INPUT:
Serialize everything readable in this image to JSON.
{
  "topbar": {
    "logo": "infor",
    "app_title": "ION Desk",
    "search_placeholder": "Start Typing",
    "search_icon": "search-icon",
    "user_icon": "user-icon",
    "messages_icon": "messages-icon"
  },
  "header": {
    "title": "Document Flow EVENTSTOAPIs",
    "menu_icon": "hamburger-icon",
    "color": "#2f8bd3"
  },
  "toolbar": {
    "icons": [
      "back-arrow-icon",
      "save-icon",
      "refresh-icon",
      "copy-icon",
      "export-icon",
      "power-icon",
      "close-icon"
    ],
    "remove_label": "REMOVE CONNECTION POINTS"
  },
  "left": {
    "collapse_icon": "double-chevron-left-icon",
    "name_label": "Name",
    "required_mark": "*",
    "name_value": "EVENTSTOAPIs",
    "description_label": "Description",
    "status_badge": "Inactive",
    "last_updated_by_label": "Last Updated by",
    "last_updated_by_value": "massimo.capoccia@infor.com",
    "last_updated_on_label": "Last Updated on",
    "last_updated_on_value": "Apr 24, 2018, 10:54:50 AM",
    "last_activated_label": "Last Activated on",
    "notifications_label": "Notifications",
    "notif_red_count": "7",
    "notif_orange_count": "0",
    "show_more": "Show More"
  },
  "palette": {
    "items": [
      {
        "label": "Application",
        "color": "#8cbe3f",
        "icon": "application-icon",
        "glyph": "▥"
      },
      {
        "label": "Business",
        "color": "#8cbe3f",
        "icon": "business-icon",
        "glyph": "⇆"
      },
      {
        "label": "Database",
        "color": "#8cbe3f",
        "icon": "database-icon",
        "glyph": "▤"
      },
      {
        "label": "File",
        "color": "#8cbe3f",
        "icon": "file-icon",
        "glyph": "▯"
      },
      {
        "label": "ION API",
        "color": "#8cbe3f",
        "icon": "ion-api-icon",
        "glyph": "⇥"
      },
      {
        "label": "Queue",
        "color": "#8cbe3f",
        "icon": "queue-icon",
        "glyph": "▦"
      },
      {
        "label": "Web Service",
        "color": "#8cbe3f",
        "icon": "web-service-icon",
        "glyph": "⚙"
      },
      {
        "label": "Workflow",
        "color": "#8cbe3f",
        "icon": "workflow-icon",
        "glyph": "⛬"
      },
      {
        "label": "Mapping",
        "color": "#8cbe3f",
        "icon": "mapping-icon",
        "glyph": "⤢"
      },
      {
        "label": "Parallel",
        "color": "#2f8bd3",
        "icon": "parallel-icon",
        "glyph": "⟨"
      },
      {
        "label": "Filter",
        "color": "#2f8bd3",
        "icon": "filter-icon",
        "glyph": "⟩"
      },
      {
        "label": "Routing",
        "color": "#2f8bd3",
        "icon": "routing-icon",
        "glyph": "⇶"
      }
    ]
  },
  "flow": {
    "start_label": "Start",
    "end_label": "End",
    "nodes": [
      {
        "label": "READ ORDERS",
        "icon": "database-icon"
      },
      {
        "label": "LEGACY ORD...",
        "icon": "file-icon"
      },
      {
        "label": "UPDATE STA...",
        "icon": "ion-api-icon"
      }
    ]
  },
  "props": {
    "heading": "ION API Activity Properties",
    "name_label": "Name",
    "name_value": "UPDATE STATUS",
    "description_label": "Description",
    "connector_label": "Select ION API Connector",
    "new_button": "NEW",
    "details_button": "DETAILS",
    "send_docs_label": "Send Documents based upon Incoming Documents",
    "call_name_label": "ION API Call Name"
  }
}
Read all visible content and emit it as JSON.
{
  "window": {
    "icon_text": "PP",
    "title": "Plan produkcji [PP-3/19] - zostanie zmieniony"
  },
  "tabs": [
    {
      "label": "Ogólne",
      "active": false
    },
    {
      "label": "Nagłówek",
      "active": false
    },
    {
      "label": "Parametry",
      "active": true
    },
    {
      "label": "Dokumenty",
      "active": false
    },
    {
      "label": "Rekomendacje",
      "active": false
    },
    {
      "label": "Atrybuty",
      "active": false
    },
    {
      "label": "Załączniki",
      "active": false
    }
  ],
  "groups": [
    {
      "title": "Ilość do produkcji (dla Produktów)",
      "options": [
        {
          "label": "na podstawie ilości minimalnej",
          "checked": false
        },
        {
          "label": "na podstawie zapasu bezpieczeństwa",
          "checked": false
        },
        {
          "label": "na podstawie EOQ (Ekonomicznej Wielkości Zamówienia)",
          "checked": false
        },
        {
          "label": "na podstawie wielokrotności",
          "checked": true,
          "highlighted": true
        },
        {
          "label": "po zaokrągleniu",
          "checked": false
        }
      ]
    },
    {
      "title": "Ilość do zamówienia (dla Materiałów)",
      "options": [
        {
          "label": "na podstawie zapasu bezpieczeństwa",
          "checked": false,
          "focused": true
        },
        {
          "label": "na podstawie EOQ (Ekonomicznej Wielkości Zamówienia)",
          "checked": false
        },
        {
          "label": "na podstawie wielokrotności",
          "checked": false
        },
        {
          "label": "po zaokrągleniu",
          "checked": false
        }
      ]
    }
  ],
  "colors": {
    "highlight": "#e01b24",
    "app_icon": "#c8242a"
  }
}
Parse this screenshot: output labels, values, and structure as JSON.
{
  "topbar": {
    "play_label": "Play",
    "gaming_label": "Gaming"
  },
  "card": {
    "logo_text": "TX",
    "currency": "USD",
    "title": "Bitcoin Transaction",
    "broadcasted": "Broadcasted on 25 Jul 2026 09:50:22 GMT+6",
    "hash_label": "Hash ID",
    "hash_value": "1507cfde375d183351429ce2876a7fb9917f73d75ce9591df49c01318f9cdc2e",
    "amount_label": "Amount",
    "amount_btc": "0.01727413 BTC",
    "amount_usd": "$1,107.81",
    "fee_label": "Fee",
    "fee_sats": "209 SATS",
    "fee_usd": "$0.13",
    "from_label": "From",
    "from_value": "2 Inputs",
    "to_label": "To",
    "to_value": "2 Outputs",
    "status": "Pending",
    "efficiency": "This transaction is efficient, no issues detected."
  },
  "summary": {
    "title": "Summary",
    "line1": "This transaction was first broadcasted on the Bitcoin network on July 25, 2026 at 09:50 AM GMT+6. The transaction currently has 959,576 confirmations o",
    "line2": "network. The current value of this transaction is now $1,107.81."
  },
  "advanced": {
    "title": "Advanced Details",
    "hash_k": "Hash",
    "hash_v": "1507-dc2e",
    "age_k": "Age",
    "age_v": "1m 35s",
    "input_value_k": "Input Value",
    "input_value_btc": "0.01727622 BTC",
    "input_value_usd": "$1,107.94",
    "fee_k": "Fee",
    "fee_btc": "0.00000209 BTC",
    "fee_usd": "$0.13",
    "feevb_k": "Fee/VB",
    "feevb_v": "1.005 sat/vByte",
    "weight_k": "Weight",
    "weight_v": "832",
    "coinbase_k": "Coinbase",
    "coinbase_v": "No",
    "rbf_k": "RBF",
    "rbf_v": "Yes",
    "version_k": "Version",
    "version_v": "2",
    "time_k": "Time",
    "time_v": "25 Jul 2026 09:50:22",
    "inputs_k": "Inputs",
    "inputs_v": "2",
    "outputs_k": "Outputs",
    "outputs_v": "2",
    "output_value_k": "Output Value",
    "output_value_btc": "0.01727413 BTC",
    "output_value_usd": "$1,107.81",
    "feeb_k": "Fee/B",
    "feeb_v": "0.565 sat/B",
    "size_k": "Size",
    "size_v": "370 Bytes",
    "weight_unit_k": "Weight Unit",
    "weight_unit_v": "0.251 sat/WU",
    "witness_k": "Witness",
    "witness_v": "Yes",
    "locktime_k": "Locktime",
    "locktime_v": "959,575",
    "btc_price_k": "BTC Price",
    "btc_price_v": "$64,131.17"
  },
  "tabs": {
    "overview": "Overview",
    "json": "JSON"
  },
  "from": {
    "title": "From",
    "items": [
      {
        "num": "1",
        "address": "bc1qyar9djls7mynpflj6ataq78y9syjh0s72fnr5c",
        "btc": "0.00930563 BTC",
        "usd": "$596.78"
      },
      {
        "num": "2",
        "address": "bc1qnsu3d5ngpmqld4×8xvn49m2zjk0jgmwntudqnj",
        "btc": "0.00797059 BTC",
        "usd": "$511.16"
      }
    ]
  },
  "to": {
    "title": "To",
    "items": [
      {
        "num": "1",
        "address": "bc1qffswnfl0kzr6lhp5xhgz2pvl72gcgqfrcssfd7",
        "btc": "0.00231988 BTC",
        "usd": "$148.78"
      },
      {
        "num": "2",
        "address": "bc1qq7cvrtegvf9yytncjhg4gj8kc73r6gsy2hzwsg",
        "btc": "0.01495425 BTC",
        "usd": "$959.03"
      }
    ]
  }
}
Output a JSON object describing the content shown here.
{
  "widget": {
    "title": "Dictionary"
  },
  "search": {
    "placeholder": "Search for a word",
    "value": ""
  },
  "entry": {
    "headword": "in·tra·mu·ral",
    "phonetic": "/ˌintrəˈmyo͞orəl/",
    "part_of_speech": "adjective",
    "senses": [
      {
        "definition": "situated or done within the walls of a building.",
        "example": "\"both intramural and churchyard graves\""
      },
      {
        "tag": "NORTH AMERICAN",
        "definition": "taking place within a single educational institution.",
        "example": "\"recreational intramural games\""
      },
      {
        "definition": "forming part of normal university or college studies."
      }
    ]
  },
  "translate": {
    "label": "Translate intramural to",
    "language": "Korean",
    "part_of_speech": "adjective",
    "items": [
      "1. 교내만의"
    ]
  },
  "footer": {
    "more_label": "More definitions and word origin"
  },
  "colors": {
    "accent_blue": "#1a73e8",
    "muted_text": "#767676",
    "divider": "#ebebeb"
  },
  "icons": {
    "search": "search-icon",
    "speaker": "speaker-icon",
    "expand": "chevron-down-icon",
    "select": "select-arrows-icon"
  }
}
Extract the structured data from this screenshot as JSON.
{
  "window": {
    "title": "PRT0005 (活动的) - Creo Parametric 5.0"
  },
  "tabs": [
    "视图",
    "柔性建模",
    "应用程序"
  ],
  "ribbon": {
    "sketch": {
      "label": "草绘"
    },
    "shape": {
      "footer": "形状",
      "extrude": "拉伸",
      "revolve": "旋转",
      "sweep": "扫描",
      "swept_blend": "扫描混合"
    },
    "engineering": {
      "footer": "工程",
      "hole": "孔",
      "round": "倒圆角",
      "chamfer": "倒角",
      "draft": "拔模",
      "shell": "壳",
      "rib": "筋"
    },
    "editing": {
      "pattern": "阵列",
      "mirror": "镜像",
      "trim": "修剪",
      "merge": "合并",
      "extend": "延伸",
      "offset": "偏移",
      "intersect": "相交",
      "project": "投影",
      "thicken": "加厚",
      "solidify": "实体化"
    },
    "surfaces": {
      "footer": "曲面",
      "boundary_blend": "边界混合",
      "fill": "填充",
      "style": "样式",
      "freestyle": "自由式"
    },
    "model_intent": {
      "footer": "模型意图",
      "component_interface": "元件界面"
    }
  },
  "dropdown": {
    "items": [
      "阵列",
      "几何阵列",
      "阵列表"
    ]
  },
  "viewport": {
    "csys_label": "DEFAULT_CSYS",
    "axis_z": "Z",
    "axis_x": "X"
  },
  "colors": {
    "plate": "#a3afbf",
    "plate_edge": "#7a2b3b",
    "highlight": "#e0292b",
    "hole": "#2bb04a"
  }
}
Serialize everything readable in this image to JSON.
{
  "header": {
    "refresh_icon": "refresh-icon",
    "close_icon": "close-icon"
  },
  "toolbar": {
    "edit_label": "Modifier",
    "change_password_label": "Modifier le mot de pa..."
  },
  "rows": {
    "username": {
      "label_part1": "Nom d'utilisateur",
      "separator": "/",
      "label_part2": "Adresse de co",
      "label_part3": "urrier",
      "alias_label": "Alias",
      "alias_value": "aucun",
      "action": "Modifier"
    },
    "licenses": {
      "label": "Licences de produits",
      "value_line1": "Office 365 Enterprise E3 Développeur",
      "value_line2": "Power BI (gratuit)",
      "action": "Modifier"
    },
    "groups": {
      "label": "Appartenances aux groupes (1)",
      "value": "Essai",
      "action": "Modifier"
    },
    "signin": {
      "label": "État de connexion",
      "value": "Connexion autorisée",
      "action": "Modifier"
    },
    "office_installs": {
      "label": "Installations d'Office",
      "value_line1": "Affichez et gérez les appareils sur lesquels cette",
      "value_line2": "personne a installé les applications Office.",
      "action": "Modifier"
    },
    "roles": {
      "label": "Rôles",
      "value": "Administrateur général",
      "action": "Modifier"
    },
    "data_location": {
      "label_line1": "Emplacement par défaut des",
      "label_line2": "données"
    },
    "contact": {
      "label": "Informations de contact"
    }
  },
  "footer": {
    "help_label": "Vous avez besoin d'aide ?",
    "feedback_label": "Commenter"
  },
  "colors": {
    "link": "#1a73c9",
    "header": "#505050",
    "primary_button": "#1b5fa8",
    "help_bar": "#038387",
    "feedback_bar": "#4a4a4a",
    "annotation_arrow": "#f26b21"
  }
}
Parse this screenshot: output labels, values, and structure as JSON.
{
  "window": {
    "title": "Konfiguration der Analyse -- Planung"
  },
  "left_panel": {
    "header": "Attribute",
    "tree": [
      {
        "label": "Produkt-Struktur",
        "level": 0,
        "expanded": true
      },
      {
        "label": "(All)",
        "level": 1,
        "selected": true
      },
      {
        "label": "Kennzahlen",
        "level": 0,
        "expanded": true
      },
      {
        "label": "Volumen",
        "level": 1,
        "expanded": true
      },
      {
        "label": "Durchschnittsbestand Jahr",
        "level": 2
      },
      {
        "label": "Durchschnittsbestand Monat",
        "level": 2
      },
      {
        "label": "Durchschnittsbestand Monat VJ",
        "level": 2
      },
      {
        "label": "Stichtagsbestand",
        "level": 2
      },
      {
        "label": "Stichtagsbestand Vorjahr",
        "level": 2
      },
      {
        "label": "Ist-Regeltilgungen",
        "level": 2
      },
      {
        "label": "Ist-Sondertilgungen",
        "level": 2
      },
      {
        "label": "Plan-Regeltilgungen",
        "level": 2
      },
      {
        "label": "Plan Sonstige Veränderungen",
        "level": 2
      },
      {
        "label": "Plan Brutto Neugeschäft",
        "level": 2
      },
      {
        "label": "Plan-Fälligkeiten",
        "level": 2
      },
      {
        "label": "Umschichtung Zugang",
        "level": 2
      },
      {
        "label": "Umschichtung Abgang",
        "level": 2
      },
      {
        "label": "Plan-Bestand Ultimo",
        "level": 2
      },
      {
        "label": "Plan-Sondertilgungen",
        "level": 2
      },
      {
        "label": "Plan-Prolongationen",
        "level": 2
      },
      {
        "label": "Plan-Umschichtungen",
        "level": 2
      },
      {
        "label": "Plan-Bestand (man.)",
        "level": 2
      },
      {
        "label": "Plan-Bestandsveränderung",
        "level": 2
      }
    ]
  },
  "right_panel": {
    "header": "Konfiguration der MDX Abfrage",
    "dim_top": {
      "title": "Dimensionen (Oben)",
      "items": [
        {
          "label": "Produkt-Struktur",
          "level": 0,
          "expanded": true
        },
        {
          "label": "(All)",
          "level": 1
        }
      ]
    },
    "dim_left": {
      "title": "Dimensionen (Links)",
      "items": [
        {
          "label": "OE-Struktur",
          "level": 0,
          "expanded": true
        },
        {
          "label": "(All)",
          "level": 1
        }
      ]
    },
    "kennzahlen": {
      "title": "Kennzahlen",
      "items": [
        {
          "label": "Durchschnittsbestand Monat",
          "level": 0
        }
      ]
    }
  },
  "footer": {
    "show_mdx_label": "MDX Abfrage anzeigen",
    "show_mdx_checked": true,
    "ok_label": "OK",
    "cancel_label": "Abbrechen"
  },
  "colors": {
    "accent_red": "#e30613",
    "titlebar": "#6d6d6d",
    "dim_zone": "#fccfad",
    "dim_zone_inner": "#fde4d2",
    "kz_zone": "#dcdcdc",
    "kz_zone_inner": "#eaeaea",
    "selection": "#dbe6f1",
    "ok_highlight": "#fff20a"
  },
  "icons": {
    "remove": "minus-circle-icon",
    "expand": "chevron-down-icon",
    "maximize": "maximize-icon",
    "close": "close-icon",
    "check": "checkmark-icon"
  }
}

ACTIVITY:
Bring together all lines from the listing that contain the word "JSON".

WRITTEN RESPONSE:
Serialize everything readable in this image to JSON.
Read all visible content and emit it as JSON.
Parse this screenshot: output labels, values, and structure as JSON.
    "json": "JSON"
Output a JSON object describing the content shown here.
Extract the structured data from this screenshot as JSON.
Serialize everything readable in this image to JSON.
Parse this screenshot: output labels, values, and structure as JSON.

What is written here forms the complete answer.